» **INSTRUCTIONS FOR THE TASK**: Please go over the material below and count each line with the string "tarjetas", giving only the total.

» **RECORDS FOR THE EXERCISE**:

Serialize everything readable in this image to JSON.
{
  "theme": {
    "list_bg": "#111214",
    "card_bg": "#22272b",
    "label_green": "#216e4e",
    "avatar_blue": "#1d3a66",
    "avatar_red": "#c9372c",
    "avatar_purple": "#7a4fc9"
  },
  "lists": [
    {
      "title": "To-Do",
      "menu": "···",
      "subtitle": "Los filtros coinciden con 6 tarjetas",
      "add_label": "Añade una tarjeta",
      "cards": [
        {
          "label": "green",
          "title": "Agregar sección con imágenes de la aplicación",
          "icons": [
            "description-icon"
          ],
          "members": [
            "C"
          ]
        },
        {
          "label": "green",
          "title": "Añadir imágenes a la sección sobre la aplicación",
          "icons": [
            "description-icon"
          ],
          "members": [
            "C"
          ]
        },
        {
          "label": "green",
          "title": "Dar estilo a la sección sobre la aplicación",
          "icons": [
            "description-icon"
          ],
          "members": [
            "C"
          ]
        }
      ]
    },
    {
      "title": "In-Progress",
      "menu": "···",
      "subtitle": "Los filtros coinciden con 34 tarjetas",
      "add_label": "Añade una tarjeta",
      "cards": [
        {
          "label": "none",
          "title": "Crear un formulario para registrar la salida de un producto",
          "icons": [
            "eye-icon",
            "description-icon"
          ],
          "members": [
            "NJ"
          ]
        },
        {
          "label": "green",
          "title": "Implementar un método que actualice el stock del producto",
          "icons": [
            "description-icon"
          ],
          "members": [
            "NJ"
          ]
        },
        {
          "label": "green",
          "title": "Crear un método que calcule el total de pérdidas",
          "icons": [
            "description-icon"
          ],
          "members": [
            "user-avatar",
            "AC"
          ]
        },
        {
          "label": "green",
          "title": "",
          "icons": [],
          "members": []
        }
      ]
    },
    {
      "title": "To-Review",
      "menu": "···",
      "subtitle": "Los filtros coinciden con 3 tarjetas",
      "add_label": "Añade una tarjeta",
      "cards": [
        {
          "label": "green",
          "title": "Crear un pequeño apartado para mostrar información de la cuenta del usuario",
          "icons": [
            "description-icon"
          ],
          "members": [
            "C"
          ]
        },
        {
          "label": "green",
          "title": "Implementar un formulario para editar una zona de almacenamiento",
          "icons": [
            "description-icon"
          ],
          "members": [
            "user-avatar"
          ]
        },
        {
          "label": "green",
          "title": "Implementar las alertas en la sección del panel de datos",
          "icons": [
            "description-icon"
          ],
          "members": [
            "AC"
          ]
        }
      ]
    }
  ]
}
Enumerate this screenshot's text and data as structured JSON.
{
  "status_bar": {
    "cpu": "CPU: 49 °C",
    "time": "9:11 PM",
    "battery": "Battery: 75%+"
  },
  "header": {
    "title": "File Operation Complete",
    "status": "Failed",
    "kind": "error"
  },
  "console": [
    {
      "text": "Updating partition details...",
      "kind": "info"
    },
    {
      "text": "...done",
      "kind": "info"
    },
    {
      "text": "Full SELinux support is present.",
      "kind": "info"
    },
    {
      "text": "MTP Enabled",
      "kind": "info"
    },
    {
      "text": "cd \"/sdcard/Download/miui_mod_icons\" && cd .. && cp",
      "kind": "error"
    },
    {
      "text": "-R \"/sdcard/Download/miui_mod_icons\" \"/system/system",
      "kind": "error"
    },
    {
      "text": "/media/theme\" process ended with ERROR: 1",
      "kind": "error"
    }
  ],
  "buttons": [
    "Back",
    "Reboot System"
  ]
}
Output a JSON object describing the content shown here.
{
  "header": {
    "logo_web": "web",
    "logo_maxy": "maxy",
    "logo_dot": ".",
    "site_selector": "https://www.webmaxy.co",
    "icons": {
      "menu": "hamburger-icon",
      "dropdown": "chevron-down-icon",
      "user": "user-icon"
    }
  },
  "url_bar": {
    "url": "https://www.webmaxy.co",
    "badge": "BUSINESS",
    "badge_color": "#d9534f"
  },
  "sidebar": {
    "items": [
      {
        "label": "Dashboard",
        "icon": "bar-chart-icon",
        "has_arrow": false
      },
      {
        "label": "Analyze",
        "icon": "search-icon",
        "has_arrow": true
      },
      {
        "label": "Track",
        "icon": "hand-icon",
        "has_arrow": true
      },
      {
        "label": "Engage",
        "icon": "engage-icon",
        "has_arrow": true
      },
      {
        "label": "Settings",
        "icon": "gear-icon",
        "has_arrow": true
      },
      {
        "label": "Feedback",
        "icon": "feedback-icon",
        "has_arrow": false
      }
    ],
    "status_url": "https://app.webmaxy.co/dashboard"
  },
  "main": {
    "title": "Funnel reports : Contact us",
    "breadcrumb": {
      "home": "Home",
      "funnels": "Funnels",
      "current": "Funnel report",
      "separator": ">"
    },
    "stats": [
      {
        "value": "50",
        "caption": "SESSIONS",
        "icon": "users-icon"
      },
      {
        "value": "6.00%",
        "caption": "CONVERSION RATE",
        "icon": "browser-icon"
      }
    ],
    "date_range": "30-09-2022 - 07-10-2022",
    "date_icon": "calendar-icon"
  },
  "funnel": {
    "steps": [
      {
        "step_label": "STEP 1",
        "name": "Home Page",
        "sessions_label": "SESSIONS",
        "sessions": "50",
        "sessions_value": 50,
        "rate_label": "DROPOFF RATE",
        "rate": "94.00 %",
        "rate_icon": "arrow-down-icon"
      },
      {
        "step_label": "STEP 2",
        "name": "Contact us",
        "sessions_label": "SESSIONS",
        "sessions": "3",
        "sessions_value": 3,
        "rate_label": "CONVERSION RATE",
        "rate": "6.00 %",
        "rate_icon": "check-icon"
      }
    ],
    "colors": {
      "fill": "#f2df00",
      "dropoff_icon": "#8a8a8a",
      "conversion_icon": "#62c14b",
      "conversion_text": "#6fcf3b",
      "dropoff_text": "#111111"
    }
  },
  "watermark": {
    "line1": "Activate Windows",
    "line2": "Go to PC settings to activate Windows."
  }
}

» **REPLY**: 3